(Beginning of EXERCISE DATA)

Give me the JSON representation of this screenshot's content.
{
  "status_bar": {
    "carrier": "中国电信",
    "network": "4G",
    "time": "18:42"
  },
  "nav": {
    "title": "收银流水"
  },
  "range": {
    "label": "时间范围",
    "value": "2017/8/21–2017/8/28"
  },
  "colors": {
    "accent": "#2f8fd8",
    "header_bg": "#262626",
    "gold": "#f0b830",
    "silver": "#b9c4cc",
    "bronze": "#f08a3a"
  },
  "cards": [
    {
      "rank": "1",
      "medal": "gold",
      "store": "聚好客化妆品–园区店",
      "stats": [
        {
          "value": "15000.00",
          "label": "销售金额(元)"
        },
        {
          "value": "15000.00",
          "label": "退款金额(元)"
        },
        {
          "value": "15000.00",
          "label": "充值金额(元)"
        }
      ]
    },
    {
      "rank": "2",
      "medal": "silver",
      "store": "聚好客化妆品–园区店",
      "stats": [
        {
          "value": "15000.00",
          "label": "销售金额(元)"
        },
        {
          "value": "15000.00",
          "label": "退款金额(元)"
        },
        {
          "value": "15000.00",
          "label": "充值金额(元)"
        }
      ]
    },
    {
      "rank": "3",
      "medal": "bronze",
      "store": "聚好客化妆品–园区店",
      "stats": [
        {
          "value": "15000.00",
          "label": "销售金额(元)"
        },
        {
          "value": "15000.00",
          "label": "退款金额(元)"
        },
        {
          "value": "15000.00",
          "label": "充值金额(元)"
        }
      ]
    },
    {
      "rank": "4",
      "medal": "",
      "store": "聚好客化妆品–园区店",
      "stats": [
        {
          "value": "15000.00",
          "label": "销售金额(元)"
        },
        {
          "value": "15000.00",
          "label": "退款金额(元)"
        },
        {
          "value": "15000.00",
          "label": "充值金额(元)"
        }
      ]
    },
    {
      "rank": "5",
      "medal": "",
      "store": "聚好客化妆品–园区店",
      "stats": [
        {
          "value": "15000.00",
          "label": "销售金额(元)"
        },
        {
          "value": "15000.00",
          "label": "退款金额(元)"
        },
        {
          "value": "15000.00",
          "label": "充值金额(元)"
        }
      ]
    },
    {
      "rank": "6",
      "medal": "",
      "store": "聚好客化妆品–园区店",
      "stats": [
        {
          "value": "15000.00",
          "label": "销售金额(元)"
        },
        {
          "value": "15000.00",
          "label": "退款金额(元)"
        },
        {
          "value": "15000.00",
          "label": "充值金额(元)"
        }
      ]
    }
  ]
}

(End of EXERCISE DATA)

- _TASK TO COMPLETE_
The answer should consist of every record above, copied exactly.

- _FINAL ANSWER_
Give me the JSON representation of this screenshot's content.
{
  "status_bar": {
    "carrier": "中国电信",
    "network": "4G",
    "time": "18:42"
  },
  "nav": {
    "title": "收银流水"
  },
  "range": {
    "label": "时间范围",
    "value": "2017/8/21–2017/8/28"
  },
  "colors": {
    "accent": "#2f8fd8",
    "header_bg": "#262626",
    "gold": "#f0b830",
    "silver": "#b9c4cc",
    "bronze": "#f08a3a"
  },
  "cards": [
    {
      "rank": "1",
      "medal": "gold",
      "store": "聚好客化妆品–园区店",
      "stats": [
        {
          "value": "15000.00",
          "label": "销售金额(元)"
        },
        {
          "value": "15000.00",
          "label": "退款金额(元)"
        },
        {
          "value": "15000.00",
          "label": "充值金额(元)"
        }
      ]
    },
    {
      "rank": "2",
      "medal": "silver",
      "store": "聚好客化妆品–园区店",
      "stats": [
        {
          "value": "15000.00",
          "label": "销售金额(元)"
        },
        {
          "value": "15000.00",
          "label": "退款金额(元)"
        },
        {
          "value": "15000.00",
          "label": "充值金额(元)"
        }
      ]
    },
    {
      "rank": "3",
      "medal": "bronze",
      "store": "聚好客化妆品–园区店",
      "stats": [
        {
          "value": "15000.00",
          "label": "销售金额(元)"
        },
        {
          "value": "15000.00",
          "label": "退款金额(元)"
        },
        {
          "value": "15000.00",
          "label": "充值金额(元)"
        }
      ]
    },
    {
      "rank": "4",
      "medal": "",
      "store": "聚好客化妆品–园区店",
      "stats": [
        {
          "value": "15000.00",
          "label": "销售金额(元)"
        },
        {
          "value": "15000.00",
          "label": "退款金额(元)"
        },
        {
          "value": "15000.00",
          "label": "充值金额(元)"
        }
      ]
    },
    {
      "rank": "5",
      "medal": "",
      "store": "聚好客化妆品–园区店",
      "stats": [
        {
          "value": "15000.00",
          "label": "销售金额(元)"
        },
        {
          "value": "15000.00",
          "label": "退款金额(元)"
        },
        {
          "value": "15000.00",
          "label": "充值金额(元)"
        }
      ]
    },
    {
      "rank": "6",
      "medal": "",
      "store": "聚好客化妆品–园区店",
      "stats": [
        {
          "value": "15000.00",
          "label": "销售金额(元)"
        },
        {
          "value": "15000.00",
          "label": "退款金额(元)"
        },
        {
          "value": "15000.00",
          "label": "充值金额(元)"
        }
      ]
    }
  ]
}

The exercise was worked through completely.